Dr. Gordon Nakagawa served as the event’s emcee. MNHS Director/CEO D. Stephen Elliott also talked about the relevance of history to teaching about the past and its implications today, as well as acknowledged the organization’s connection with the Japanese American community because of Historic Fort Snelling, an MNHS-maintained site, which housed the Military Intelligence Service Language School during World War II.

Judge Susan Burke of the 4th Judicial District in Hennepin County and the first Japanese American judge in Minnesota introduced the theme with remarks about the Constitution, and she reminded the audience that the Constitution guarantees freedom of religion, due process and equal protection.

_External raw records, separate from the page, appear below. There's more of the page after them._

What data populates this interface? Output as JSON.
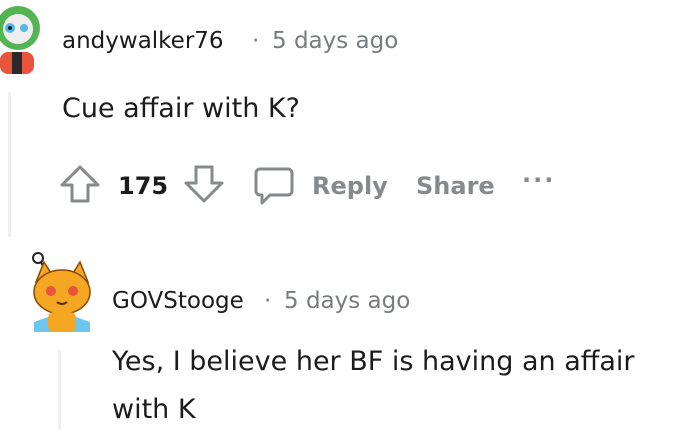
{
  "comments": [
    {
      "author": "andywalker76",
      "separator": "·",
      "time": "5 days ago",
      "body": "Cue affair with K?",
      "votes": "175",
      "actions": {
        "reply": "Reply",
        "share": "Share",
        "more": "···"
      },
      "avatar_icon": "reddit-avatar-icon"
    },
    {
      "author": "GOVStooge",
      "separator": "·",
      "time": "5 days ago",
      "body": "Yes, I believe her BF is having an affair with K",
      "avatar_icon": "snoo-cat-avatar-icon"
    }
  ],
  "colors": {
    "meta_gray": "#787c7e",
    "action_gray": "#878a8c",
    "thread_line": "#edeff1"
  }
}
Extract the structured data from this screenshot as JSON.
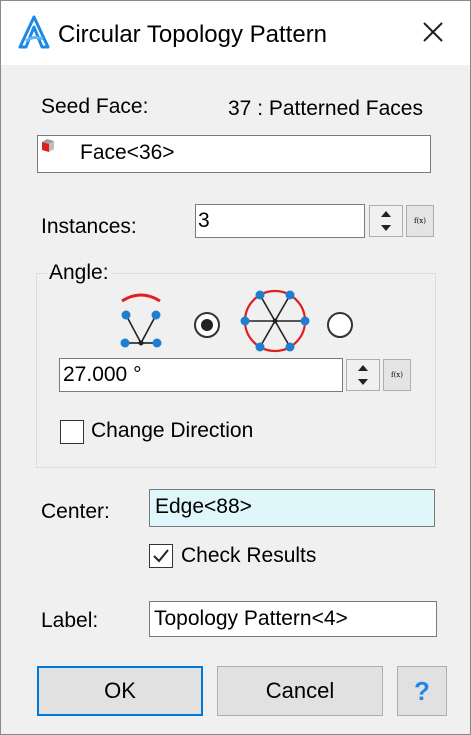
{
  "dialog": {
    "title": "Circular Topology Pattern",
    "seed_face": {
      "label": "Seed Face:",
      "count_text": "37 : Patterned Faces",
      "value": "Face<36>"
    },
    "instances": {
      "label": "Instances:",
      "value": "3",
      "fx_label": "f(x)"
    },
    "angle": {
      "group_label": "Angle:",
      "mode_selected": "partial-arc",
      "value": "27.000 °",
      "fx_label": "f(x)",
      "change_direction_label": "Change Direction",
      "change_direction_checked": false
    },
    "center": {
      "label": "Center:",
      "value": "Edge<88>"
    },
    "check_results": {
      "label": "Check Results",
      "checked": true
    },
    "label_field": {
      "label": "Label:",
      "value": "Topology Pattern<4>"
    },
    "buttons": {
      "ok": "OK",
      "cancel": "Cancel",
      "help": "?"
    },
    "colors": {
      "accent": "#0078d7",
      "node_blue": "#1e7fd0",
      "arc_red": "#e02020",
      "selected_field_bg": "#dff6fb"
    }
  }
}
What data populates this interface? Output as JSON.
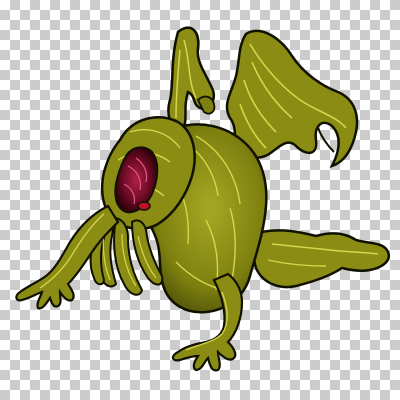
{
  "image": {
    "subject": "cthulhu-creature-illustration",
    "background": "transparency-checkerboard",
    "colors": {
      "body": "#8a8c14",
      "body_dark": "#4f5208",
      "highlight": "#d6d64a",
      "outline": "#111100",
      "wound": "#8a1030",
      "wound_dark": "#3a0010",
      "eye": "#c01028",
      "checker_light": "#ffffff",
      "checker_dark": "#cccccc"
    }
  }
}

Following Burke’s remarks, a candlelight ceremony was held to recognize the 10 War Relocation Authority camps, the camps in Hawaii, the Department of Justice camps, along with the MIS, 100th Infantry Battalion/442nd Regimental Combat Team and draft resisters. Attendees that were camp survivors or veterans and their family members also were asked to stand and be acknowledged.

In a powerful script written by members of the Twin Cities JACL Education Committee, narrated by poet and author David Mura and directed by Rick Shiomi of Full Circle Theater, 22 community members added their voices as readers.

They depicted figures prominent during this time, such as President Franklin D. Roosevelt and Lt. Gen. John DeWitt, and recited actual testimony of camp survivors and Japanese American World War II veterans as slides of camp photographs and other wartime experiences were shown in the background.

Included in the readings were testimonies by Muslim Americans of injustices they have suffered post-9/11, and slides showing the recent increase in hate crimes.

Poet Kyle “Guante” Tran Myhre recited an original poem “Dust” written specifically for this occasion. Local drum group Kogen Taiko ended the program with an original piece entitled “Growing Beyond.”

A Statement of Solidarity, released by the TCJACL and Council on American-Islamic Relations in Minnesota, was included in the program. In that statement, the TCJACL and CAIR-MN pledged to “stand together to resist the current forces of oppression that join our communities’ histories.”

In addition to the official proclamation by Gov. Mark Dayton, the Minnesota House and Senate both passed resolutions, authored by Rep. Rod Hamilton and Sen. Sandra Pappas, respectively, to recognize the 75th anniversary of Executive Order 9066.

Unable to attend the event, Sen. Amy Klobuchar submitted a letter that included her assurances that “as we face an uncertain world today, we must steel our resolve. We all must do our part. We should tell their stories and reflect on what happened, and how it happened. No matter what, I will continue to stand up for what’s right. And I know you will, too.”

Attendees received a replica of the incarceration identification tag, each printed with a different number, with the phrase “Nidoto Nai Yoni” (Let It Not Happen Again) on the back. All attendees also received pocket-sized copies of the Constitution, donated by the Minnesota American Civil Liberties Union.  JACL National Education Committee curriculum guides were distributed to educators.

Poetry trees, created by University of Minnesota students Marilyn Keo and Jason Dawson for their final project in a course on the Japanese American incarceration taught by Yuichiro Onishi and John Matsunaga in fall 2016, were displayed at the event.

Members of the TC JACL Education Committee are Janet Carlson (co-chair), Carolyn Nayematsu (co-chair), Amy Dickerson, Sylvia Farrells, Elizabeth Fugikawa, Lil Grothe, Ben Hartmann, Cheryl Hirata-Dulas, Lucy Kirihara, Gloria Kumagai, Haruhiko Kuramochi, Karen Tanaka Lucas, John Matsunaga, Gordon Nakagawa, Yuichiro Onishi, Teresa Swartz and Sally Sudo.

The program was funded by a grant from the JACL Legacy Fund, and donations the Les and Karen Suzukamo Fund and the Donald S. Maeda Memorial Fund.